“A light source 210 may be disposed within body 202 of adaptive input device 200. A light delivery system 212 may be positioned optically between light source 210 and a liquid crystal display 218 to deliver light produced by light source 210 to liquid crystal display 218. Light provided by light source 210 may be internally reflected within the optical waveguide. A reflective surface 214 may direct the light provided by light source 210, including the internally reflected light, through light exit surface 240 of the optical waveguide to a light input surface 242 of liquid crystal display 218.
The liquid crystal display 218 is configured to receive and dynamically modulate light produced by light source 210 to create a plurality of display images that are respectively projected onto the plurality of depressible keys, touch regions, or background areas (i.e., key images, touch images and/or background images). “
I’m not sure how popular such a keyboard shall be compared to the present day ones. Nevertheless, this is an interesting technology that is worth keeping track of. You can check out the USPTO documents by clicking here.
Update: Nick Eaton from SeattlePi points me to this link about Microsoft’s Adaptive Keyboard. Check out a video demo of this interesting product.
Do you hate it when you are not able to play some games from your PlayStation 2 on the new PS 3? Sony is learned to be working on a new device that could be plugged into your PS that will let the device emulate the older machine and thus let you play games from your older consoles on the new PlayStation.
In the new patent filed with the Japanese patent office, the company describes a “removable adapter” that can be plugged into a “next generation device” that will help it to emulate the games from the older generation model. It is not clear if PlayStation 3 is already loaded with sufficient infrastructure to effect the emulation though. It is more likely for a future PlayStation model to bring with it the technology needed to support this emulation with the current PS 3. Nevertheless, we will hope the backward compatibility will extend to the older Sony PlayStation 2 models as well.
Facebook has been awarded the patent for a click-behavior based search engine application. The United States Patent & Trademark office has today approved a patent application titled “Ranking search results based on the frequency of clicks on the search results by members of a social network who are within a predetermined degree of separation“. The application was filed by Facebook back in 2004 and has been awarded only recently.
The patent describes a search engine ranking algorithm that is based on popularity of websites among the users’ peer group. The patent reads,
“The invention provides still another technique to improve the relevance of search results. According to an embodiment of the invention, search results, including sponsored links and algorithmic search results, are generated in response to a query, and are ranked based on the frequency of clicks on the search results by members of social network who are within a predetermined degree of separation from the member who submitted the query. The predetermined degree of separation is equal to one if the click activities of only the friends of the member who submitted the query are to be examined. “
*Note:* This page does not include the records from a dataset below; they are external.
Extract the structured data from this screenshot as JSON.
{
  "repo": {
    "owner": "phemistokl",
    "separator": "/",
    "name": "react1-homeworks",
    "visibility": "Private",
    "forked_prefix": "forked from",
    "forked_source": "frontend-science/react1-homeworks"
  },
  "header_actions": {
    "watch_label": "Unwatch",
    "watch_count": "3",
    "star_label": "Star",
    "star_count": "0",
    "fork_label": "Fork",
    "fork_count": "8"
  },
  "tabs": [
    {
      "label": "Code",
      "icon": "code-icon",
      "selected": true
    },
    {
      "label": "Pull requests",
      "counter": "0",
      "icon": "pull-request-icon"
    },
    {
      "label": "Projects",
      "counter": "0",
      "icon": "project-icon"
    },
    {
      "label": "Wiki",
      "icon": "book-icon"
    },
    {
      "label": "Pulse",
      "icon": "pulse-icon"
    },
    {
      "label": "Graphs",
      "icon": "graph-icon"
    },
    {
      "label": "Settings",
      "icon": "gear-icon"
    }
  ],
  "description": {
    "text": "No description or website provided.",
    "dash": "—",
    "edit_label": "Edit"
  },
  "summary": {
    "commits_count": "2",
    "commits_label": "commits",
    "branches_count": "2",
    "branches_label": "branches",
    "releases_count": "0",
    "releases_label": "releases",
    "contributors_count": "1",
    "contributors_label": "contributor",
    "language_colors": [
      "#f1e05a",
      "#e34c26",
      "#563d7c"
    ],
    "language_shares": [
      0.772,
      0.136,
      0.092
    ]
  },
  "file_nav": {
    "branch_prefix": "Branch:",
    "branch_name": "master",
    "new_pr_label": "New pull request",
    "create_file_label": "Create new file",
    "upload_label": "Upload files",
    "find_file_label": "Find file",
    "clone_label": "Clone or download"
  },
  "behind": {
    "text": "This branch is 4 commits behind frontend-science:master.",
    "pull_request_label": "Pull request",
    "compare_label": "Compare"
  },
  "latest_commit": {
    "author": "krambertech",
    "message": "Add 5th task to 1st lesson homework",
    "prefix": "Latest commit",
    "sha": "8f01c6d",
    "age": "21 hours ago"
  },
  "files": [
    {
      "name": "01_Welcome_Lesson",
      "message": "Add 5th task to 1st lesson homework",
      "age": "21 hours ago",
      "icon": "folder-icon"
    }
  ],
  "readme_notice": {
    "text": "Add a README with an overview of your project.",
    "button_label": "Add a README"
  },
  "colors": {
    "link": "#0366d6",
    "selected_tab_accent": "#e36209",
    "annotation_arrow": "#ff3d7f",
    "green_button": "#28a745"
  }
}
While this patent may no longer be relevant to current Facebook’s business strategies considering that the company sees more revenues coming from outsourcing the search feature to partners like Bing, it will be interesting to see how this patent will affect search engine players like Google who are likely to have such click-behavior analysis incorporated into their search engine ranking algorithm.
Curiously enough, the patent does not name Mark Zuckerberg as one of the inventors. The patent is filed in the name of Christopher Lunt, Nicholas Galbreath, Jeffrey Winner.